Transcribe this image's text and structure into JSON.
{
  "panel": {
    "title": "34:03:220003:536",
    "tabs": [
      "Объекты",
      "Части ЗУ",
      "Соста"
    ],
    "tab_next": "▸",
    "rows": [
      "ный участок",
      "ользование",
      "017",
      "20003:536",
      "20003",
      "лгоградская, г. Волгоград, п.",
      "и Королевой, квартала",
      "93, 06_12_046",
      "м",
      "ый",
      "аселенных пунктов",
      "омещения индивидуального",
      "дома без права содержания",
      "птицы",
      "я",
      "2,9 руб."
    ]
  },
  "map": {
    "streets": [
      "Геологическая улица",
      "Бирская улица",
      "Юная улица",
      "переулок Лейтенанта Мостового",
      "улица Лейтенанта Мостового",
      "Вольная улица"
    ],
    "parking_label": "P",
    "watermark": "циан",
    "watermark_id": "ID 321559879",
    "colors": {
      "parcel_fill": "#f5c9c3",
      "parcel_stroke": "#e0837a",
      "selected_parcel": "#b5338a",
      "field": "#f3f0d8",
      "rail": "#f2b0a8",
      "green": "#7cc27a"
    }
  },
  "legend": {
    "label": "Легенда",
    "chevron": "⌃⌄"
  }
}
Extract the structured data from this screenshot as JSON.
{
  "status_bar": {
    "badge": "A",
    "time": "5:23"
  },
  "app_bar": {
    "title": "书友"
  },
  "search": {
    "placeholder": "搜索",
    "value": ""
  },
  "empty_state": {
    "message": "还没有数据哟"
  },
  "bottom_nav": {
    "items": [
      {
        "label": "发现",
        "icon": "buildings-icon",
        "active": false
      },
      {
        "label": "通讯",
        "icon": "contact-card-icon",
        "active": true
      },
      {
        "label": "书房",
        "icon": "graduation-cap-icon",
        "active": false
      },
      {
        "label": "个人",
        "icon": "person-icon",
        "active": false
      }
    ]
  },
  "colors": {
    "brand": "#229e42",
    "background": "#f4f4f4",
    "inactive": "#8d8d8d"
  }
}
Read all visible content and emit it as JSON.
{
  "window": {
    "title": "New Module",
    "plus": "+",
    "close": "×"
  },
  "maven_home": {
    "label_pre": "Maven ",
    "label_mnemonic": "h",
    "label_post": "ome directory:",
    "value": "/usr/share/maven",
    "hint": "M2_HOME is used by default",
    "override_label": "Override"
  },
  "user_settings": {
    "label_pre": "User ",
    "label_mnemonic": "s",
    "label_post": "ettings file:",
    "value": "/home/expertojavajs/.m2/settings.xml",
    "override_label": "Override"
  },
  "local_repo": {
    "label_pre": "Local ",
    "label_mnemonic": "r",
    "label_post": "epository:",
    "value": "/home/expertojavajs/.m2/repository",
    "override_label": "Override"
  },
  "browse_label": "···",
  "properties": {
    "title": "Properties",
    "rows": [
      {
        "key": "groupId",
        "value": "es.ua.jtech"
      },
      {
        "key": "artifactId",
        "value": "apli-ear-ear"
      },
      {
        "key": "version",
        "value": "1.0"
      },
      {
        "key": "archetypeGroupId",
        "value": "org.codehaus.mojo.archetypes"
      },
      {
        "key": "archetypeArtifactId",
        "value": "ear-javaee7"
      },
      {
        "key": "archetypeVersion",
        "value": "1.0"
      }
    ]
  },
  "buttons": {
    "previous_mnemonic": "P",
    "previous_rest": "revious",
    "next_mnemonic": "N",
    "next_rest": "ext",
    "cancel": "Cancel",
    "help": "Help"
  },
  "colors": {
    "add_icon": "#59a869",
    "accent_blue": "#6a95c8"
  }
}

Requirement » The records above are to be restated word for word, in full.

Task response »
Transcribe this image's text and structure into JSON.
{
  "panel": {
    "title": "34:03:220003:536",
    "tabs": [
      "Объекты",
      "Части ЗУ",
      "Соста"
    ],
    "tab_next": "▸",
    "rows": [
      "ный участок",
      "ользование",
      "017",
      "20003:536",
      "20003",
      "лгоградская, г. Волгоград, п.",
      "и Королевой, квартала",
      "93, 06_12_046",
      "м",
      "ый",
      "аселенных пунктов",
      "омещения индивидуального",
      "дома без права содержания",
      "птицы",
      "я",
      "2,9 руб."
    ]
  },
  "map": {
    "streets": [
      "Геологическая улица",
      "Бирская улица",
      "Юная улица",
      "переулок Лейтенанта Мостового",
      "улица Лейтенанта Мостового",
      "Вольная улица"
    ],
    "parking_label": "P",
    "watermark": "циан",
    "watermark_id": "ID 321559879",
    "colors": {
      "parcel_fill": "#f5c9c3",
      "parcel_stroke": "#e0837a",
      "selected_parcel": "#b5338a",
      "field": "#f3f0d8",
      "rail": "#f2b0a8",
      "green": "#7cc27a"
    }
  },
  "legend": {
    "label": "Легенда",
    "chevron": "⌃⌄"
  }
}
Extract the structured data from this screenshot as JSON.
{
  "status_bar": {
    "badge": "A",
    "time": "5:23"
  },
  "app_bar": {
    "title": "书友"
  },
  "search": {
    "placeholder": "搜索",
    "value": ""
  },
  "empty_state": {
    "message": "还没有数据哟"
  },
  "bottom_nav": {
    "items": [
      {
        "label": "发现",
        "icon": "buildings-icon",
        "active": false
      },
      {
        "label": "通讯",
        "icon": "contact-card-icon",
        "active": true
      },
      {
        "label": "书房",
        "icon": "graduation-cap-icon",
        "active": false
      },
      {
        "label": "个人",
        "icon": "person-icon",
        "active": false
      }
    ]
  },
  "colors": {
    "brand": "#229e42",
    "background": "#f4f4f4",
    "inactive": "#8d8d8d"
  }
}
Read all visible content and emit it as JSON.
{
  "window": {
    "title": "New Module",
    "plus": "+",
    "close": "×"
  },
  "maven_home": {
    "label_pre": "Maven ",
    "label_mnemonic": "h",
    "label_post": "ome directory:",
    "value": "/usr/share/maven",
    "hint": "M2_HOME is used by default",
    "override_label": "Override"
  },
  "user_settings": {
    "label_pre": "User ",
    "label_mnemonic": "s",
    "label_post": "ettings file:",
    "value": "/home/expertojavajs/.m2/settings.xml",
    "override_label": "Override"
  },
  "local_repo": {
    "label_pre": "Local ",
    "label_mnemonic": "r",
    "label_post": "epository:",
    "value": "/home/expertojavajs/.m2/repository",
    "override_label": "Override"
  },
  "browse_label": "···",
  "properties": {
    "title": "Properties",
    "rows": [
      {
        "key": "groupId",
        "value": "es.ua.jtech"
      },
      {
        "key": "artifactId",
        "value": "apli-ear-ear"
      },
      {
        "key": "version",
        "value": "1.0"
      },
      {
        "key": "archetypeGroupId",
        "value": "org.codehaus.mojo.archetypes"
      },
      {
        "key": "archetypeArtifactId",
        "value": "ear-javaee7"
      },
      {
        "key": "archetypeVersion",
        "value": "1.0"
      }
    ]
  },
  "buttons": {
    "previous_mnemonic": "P",
    "previous_rest": "revious",
    "next_mnemonic": "N",
    "next_rest": "ext",
    "cancel": "Cancel",
    "help": "Help"
  },
  "colors": {
    "add_icon": "#59a869",
    "accent_blue": "#6a95c8"
  }
}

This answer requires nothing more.